■ The problem: Each line below either holds the string "icon" or doesn't. Count those that do and give only the number.

[Extracted records]
........
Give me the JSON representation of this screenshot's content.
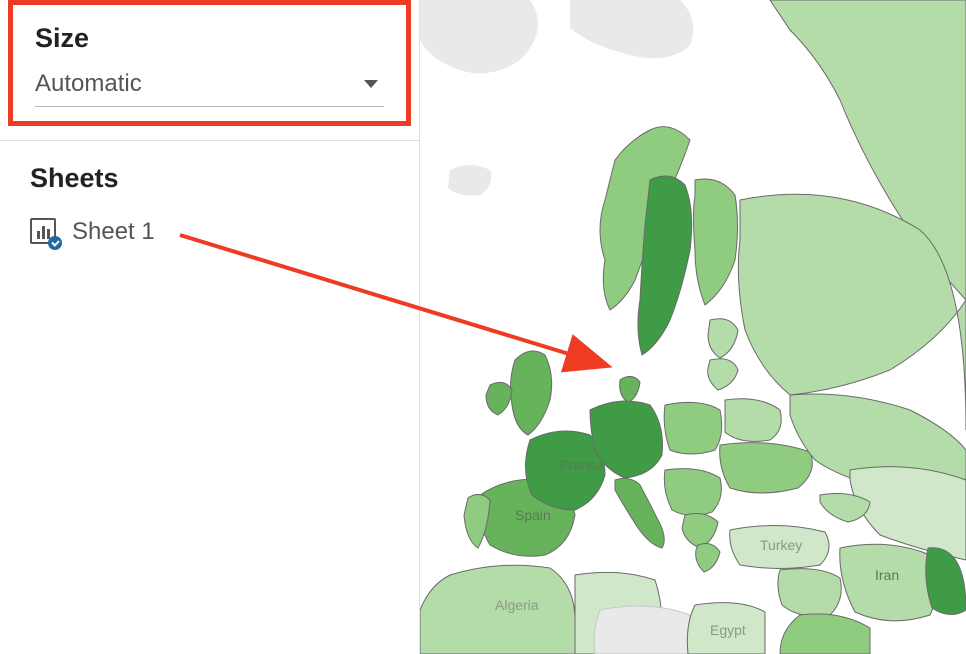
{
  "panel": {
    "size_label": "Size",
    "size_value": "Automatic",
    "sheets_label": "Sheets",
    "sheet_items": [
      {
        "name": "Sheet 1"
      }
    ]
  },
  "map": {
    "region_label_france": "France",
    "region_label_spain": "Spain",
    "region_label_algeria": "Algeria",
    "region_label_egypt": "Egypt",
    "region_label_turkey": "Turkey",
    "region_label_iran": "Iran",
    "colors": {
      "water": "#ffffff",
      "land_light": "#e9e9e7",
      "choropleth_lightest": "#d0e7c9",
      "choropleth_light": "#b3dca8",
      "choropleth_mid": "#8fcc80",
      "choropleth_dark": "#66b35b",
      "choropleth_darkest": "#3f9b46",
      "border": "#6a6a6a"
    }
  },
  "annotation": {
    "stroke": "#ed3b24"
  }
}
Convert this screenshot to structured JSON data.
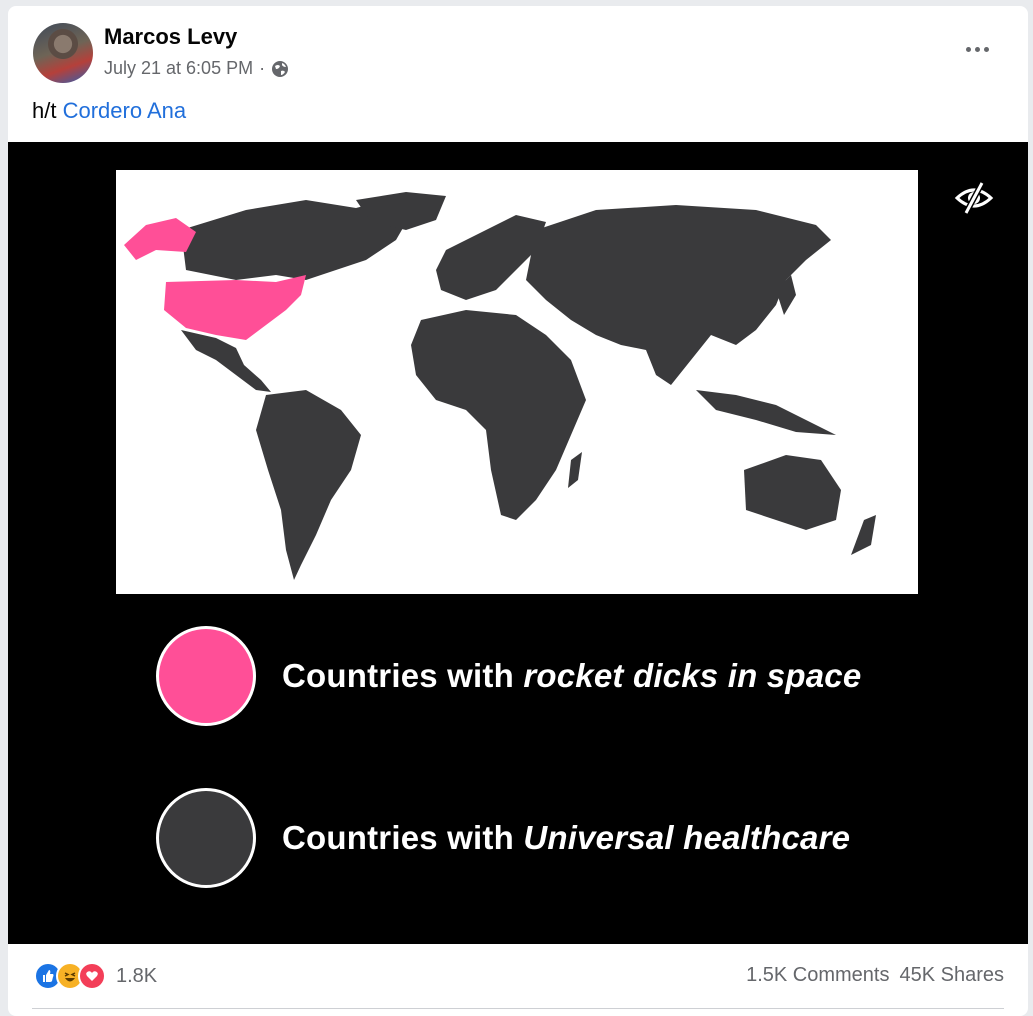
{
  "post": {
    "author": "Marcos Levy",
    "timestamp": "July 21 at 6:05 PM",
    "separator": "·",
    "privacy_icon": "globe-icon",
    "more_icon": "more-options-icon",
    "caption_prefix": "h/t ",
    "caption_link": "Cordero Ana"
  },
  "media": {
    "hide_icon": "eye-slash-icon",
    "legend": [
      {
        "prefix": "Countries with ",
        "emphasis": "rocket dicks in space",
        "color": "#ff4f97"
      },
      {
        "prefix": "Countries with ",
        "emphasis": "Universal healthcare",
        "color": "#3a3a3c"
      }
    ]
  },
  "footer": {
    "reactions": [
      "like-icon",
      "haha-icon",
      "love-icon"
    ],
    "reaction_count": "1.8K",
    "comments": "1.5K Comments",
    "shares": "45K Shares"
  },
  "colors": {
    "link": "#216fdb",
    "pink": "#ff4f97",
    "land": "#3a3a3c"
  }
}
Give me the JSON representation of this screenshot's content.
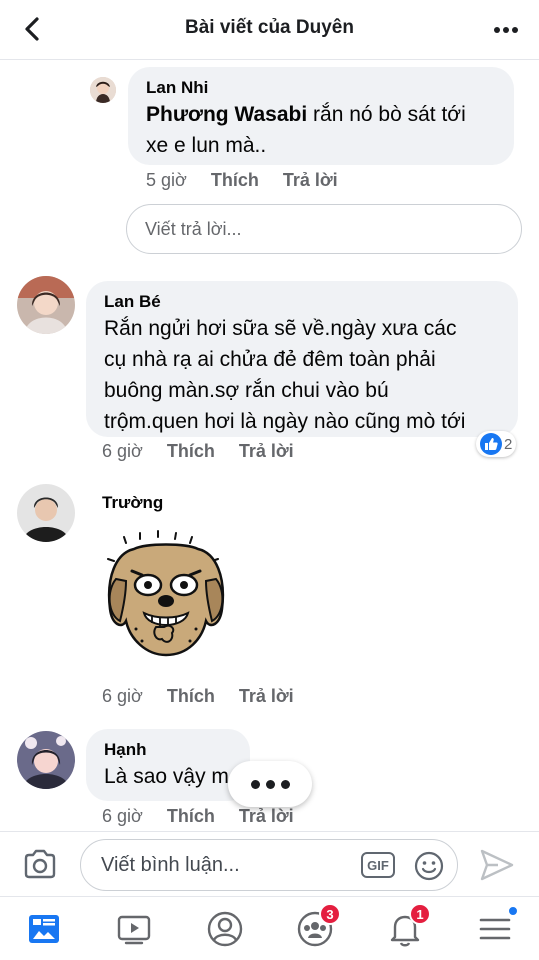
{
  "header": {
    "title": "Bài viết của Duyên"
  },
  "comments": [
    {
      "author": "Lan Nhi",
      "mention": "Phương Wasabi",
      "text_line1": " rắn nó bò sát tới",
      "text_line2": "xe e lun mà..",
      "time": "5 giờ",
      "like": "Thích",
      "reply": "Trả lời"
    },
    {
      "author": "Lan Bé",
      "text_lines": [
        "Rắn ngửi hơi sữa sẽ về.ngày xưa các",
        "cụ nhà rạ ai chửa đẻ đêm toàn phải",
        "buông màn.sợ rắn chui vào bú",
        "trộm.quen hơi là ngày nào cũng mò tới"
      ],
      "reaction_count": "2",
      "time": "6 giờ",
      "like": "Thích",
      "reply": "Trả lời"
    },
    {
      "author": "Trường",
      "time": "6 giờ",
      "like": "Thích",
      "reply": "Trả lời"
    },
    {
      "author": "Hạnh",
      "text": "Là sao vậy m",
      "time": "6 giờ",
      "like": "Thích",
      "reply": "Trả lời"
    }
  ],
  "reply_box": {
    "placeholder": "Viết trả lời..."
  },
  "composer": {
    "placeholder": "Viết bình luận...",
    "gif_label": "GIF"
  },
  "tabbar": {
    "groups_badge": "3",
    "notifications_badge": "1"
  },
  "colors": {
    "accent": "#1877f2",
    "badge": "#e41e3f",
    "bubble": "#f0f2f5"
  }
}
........
■ Completed exercise: 6